• Information shown:
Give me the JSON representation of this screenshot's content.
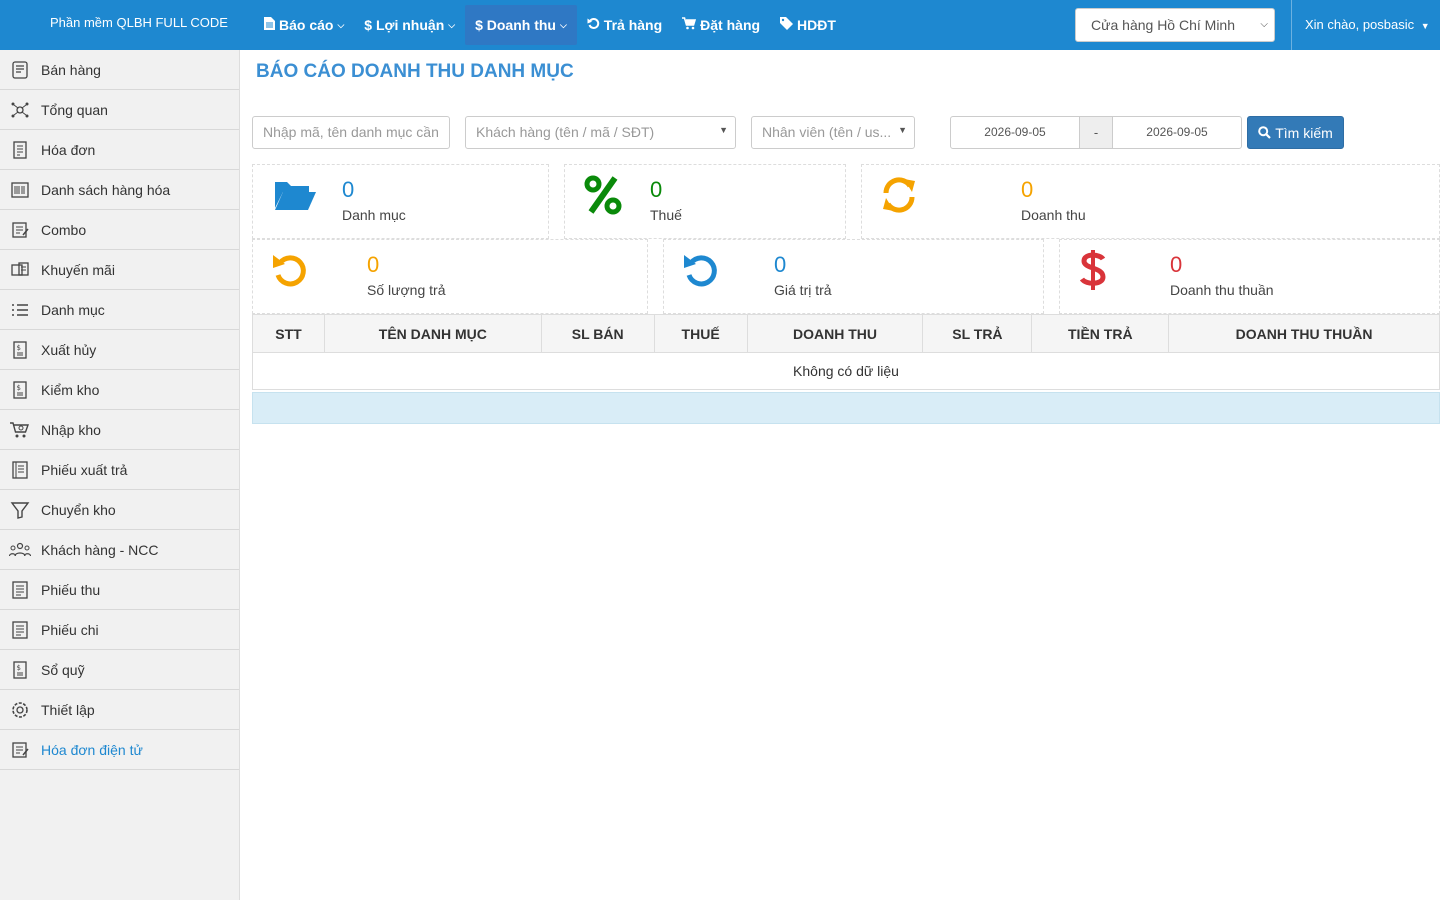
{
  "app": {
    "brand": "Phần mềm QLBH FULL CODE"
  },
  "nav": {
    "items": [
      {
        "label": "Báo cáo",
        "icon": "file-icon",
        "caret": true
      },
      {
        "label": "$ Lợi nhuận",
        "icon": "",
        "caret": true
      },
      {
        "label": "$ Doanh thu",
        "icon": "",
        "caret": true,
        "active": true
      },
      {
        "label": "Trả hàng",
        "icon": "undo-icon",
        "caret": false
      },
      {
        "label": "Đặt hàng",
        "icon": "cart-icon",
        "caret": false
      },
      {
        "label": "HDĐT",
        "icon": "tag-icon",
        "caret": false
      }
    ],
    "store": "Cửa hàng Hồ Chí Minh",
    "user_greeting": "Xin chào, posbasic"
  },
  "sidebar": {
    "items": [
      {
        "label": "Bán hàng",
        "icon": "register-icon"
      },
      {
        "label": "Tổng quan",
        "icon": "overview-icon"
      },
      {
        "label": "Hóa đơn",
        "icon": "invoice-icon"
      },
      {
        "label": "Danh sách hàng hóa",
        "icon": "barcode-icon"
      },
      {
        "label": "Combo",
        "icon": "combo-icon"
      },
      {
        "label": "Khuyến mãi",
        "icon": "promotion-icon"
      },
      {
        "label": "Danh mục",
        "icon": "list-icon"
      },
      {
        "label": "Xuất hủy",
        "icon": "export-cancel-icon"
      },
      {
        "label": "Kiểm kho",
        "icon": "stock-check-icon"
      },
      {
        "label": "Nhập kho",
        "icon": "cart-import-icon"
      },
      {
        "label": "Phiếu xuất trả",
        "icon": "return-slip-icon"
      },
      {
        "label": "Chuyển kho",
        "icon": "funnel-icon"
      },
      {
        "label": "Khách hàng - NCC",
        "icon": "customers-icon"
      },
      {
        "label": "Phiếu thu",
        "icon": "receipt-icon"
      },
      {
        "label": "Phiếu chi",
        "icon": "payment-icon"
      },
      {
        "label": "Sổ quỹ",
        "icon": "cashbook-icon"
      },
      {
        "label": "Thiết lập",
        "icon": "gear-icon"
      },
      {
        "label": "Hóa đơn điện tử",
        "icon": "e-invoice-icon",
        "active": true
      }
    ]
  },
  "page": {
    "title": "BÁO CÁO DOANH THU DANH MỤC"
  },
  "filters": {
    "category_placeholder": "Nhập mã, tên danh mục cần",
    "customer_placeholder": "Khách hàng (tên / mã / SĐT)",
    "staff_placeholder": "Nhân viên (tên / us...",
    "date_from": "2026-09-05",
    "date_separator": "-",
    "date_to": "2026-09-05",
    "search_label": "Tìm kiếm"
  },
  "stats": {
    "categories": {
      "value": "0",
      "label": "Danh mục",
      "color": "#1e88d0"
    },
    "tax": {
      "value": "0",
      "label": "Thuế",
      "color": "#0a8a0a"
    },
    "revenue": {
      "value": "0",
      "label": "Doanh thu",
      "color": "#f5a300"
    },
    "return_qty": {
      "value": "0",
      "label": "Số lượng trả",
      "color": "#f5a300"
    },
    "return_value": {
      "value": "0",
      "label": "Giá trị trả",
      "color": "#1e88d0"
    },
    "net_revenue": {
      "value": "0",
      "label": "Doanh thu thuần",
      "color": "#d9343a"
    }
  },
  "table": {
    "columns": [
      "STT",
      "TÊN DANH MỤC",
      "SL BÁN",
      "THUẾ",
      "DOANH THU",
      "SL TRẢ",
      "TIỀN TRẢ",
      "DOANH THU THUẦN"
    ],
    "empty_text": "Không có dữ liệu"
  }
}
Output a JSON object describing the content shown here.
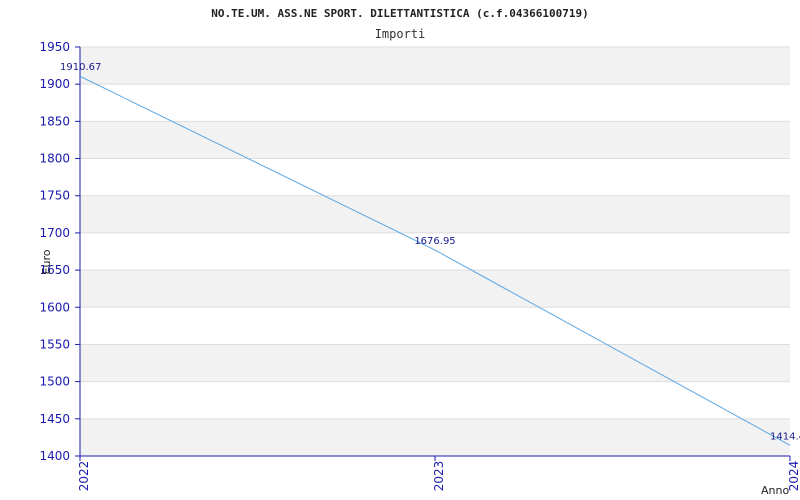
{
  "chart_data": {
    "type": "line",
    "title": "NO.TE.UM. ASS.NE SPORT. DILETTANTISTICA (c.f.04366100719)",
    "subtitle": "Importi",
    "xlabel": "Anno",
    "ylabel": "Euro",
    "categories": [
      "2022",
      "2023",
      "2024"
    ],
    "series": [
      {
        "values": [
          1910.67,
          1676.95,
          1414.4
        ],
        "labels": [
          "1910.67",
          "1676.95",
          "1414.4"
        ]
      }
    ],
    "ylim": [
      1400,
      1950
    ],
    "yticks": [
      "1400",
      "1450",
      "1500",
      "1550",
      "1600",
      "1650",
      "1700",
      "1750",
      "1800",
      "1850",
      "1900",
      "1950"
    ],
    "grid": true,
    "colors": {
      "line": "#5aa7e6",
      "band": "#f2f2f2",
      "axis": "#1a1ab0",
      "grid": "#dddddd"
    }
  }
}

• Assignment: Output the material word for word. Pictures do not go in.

• Task result:
Give me the JSON representation of this screenshot's content.
{
  "app": {
    "brand": "Phần mềm QLBH FULL CODE"
  },
  "nav": {
    "items": [
      {
        "label": "Báo cáo",
        "icon": "file-icon",
        "caret": true
      },
      {
        "label": "$ Lợi nhuận",
        "icon": "",
        "caret": true
      },
      {
        "label": "$ Doanh thu",
        "icon": "",
        "caret": true,
        "active": true
      },
      {
        "label": "Trả hàng",
        "icon": "undo-icon",
        "caret": false
      },
      {
        "label": "Đặt hàng",
        "icon": "cart-icon",
        "caret": false
      },
      {
        "label": "HDĐT",
        "icon": "tag-icon",
        "caret": false
      }
    ],
    "store": "Cửa hàng Hồ Chí Minh",
    "user_greeting": "Xin chào, posbasic"
  },
  "sidebar": {
    "items": [
      {
        "label": "Bán hàng",
        "icon": "register-icon"
      },
      {
        "label": "Tổng quan",
        "icon": "overview-icon"
      },
      {
        "label": "Hóa đơn",
        "icon": "invoice-icon"
      },
      {
        "label": "Danh sách hàng hóa",
        "icon": "barcode-icon"
      },
      {
        "label": "Combo",
        "icon": "combo-icon"
      },
      {
        "label": "Khuyến mãi",
        "icon": "promotion-icon"
      },
      {
        "label": "Danh mục",
        "icon": "list-icon"
      },
      {
        "label": "Xuất hủy",
        "icon": "export-cancel-icon"
      },
      {
        "label": "Kiểm kho",
        "icon": "stock-check-icon"
      },
      {
        "label": "Nhập kho",
        "icon": "cart-import-icon"
      },
      {
        "label": "Phiếu xuất trả",
        "icon": "return-slip-icon"
      },
      {
        "label": "Chuyển kho",
        "icon": "funnel-icon"
      },
      {
        "label": "Khách hàng - NCC",
        "icon": "customers-icon"
      },
      {
        "label": "Phiếu thu",
        "icon": "receipt-icon"
      },
      {
        "label": "Phiếu chi",
        "icon": "payment-icon"
      },
      {
        "label": "Sổ quỹ",
        "icon": "cashbook-icon"
      },
      {
        "label": "Thiết lập",
        "icon": "gear-icon"
      },
      {
        "label": "Hóa đơn điện tử",
        "icon": "e-invoice-icon",
        "active": true
      }
    ]
  },
  "page": {
    "title": "BÁO CÁO DOANH THU DANH MỤC"
  },
  "filters": {
    "category_placeholder": "Nhập mã, tên danh mục cần",
    "customer_placeholder": "Khách hàng (tên / mã / SĐT)",
    "staff_placeholder": "Nhân viên (tên / us...",
    "date_from": "2026-09-05",
    "date_separator": "-",
    "date_to": "2026-09-05",
    "search_label": "Tìm kiếm"
  },
  "stats": {
    "categories": {
      "value": "0",
      "label": "Danh mục",
      "color": "#1e88d0"
    },
    "tax": {
      "value": "0",
      "label": "Thuế",
      "color": "#0a8a0a"
    },
    "revenue": {
      "value": "0",
      "label": "Doanh thu",
      "color": "#f5a300"
    },
    "return_qty": {
      "value": "0",
      "label": "Số lượng trả",
      "color": "#f5a300"
    },
    "return_value": {
      "value": "0",
      "label": "Giá trị trả",
      "color": "#1e88d0"
    },
    "net_revenue": {
      "value": "0",
      "label": "Doanh thu thuần",
      "color": "#d9343a"
    }
  },
  "table": {
    "columns": [
      "STT",
      "TÊN DANH MỤC",
      "SL BÁN",
      "THUẾ",
      "DOANH THU",
      "SL TRẢ",
      "TIỀN TRẢ",
      "DOANH THU THUẦN"
    ],
    "empty_text": "Không có dữ liệu"
  }
}
Output a JSON object describing the content shown here.
{
  "chart_data": {
    "type": "line",
    "title": "NO.TE.UM. ASS.NE SPORT. DILETTANTISTICA (c.f.04366100719)",
    "subtitle": "Importi",
    "xlabel": "Anno",
    "ylabel": "Euro",
    "categories": [
      "2022",
      "2023",
      "2024"
    ],
    "series": [
      {
        "values": [
          1910.67,
          1676.95,
          1414.4
        ],
        "labels": [
          "1910.67",
          "1676.95",
          "1414.4"
        ]
      }
    ],
    "ylim": [
      1400,
      1950
    ],
    "yticks": [
      "1400",
      "1450",
      "1500",
      "1550",
      "1600",
      "1650",
      "1700",
      "1750",
      "1800",
      "1850",
      "1900",
      "1950"
    ],
    "grid": true,
    "colors": {
      "line": "#5aa7e6",
      "band": "#f2f2f2",
      "axis": "#1a1ab0",
      "grid": "#dddddd"
    }
  }
}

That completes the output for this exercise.